Braden Doyle also joins the Huskies D corps from the transfer portal after playing the first half of last season at BU. Doyle is a talented puck-moving defenseman who has been working on his defensive game, and he’s expected to play minutes right away.
From the freshman class, the forward likely to provide the most production is Cam Lund. A local kid from Bridgewater, Massachusetts, Lund became NU’s highest draft pick since 2011 when he was selected 34th overall by the San Jose Sharks in July. He brings a strong shot to the Huskies’ top six, and his ceiling is sky high.
In addition to Doyle, three other key freshmen join the D corps: Hunter McDonald, Jackson Dorrington, and Vinny Borgesi. While McDonald and Dorrington are big, physical, defensive defensemen, Borgesi is a smaller, puck-moving, offensive-minded defenseman. All three are expected to play significant minutes all year.
Freshman Jack Williams projects to play an immediate role as a 200-foot forward, and likely slides into the fourth-line center position early in the year.
The Huskies added two new goaltenders to the mix in Grant Riley and Harrison Chesney. While neither will see time over Levi barring a calamitous year, both goalies will serve as important depth in case of an injury.
Here’s a potential projected lineup — the top three forward lines are groups that have been working together in practice per head coach Jerry Keefe, and they will likely start the season together. The D pairs are a question mark due to handedness — this NU team has an abundance of talented left-shot defensemen, and it’s likely that one of them will play on the opposite side to fit them all in the lineup. Expect the Huskies to roll out seven defensemen early in the year as they try to not only find pairs that work, but also get the young players game time.
AREAS OF FOCUS
This Northeastern team lost three key defensemen from last year. In order to mitigate that loss, the newcomers in the D corps need to adjust to the college game quickly. At the same time, players like Struble and Bucheler need to take another step forward. With Levi behind them, the defense won’t concede many goals. But if this group of defensemen can play up to their potential, the number of goals Northeastern allows could be staggeringly low.
Depth scoring is another key area the Huskies need to improve in. While McDonough and Colangelo poured in goals in the second half, Northeastern needs some secondary scoring this year to add more threat to the offense. Adding a proven scorer in Hockey East like Walsh shows intent to rectify that. Look for Jakov Novak and Jack Hughes to have big breakouts this year on the offensive end.

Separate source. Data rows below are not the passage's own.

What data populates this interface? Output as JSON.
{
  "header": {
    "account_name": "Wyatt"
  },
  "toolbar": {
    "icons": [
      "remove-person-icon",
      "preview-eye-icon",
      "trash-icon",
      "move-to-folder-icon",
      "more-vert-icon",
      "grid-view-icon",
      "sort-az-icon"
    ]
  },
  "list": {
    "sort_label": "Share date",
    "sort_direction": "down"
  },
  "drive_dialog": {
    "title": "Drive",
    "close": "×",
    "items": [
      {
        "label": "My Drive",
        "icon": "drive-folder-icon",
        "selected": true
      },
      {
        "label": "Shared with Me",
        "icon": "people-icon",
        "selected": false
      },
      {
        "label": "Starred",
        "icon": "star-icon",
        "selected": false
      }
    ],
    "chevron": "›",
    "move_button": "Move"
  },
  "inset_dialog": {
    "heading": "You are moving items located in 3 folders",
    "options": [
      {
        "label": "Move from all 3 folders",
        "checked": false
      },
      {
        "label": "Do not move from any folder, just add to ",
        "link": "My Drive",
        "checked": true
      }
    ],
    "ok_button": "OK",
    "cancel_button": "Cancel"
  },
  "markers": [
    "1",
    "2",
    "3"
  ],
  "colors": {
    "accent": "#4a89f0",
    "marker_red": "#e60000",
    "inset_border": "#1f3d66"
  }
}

The Northeastern power play has to replace the first unit’s captain in Jordan Harris. Keefe mentioned that rather than trying to make someone fill Harris’ role, the Huskies are looking to adapt their power play units to fit different skill sets. McDonough, Colangelo, and Hryckowian are all proven scorers with the man advantage, but the key man is Fontaine. His energy and driving cuts through the middle on the power play open up lanes for other players, and with his facilitation, Northeastern could see huge numbers from their power-play units.
The hype around this team is justified. Keefe and his staff have done a great job adding necessary pieces to build a complete roster. The depth of this team is something Keefe is very excited about, and it’s easy to see why with players with skill like Matt DeMelis and Matt Choupani in fourth-line roles. There are scoring threats throughout the lineup, and the Huskies are backed up by the best goaltender in the country.
This team’s goals are clear: win Hockey East, win a Beanpot, and win a national championship. There is genuine reason to believe that all three are possible this year. Expect this team to compete late into spring.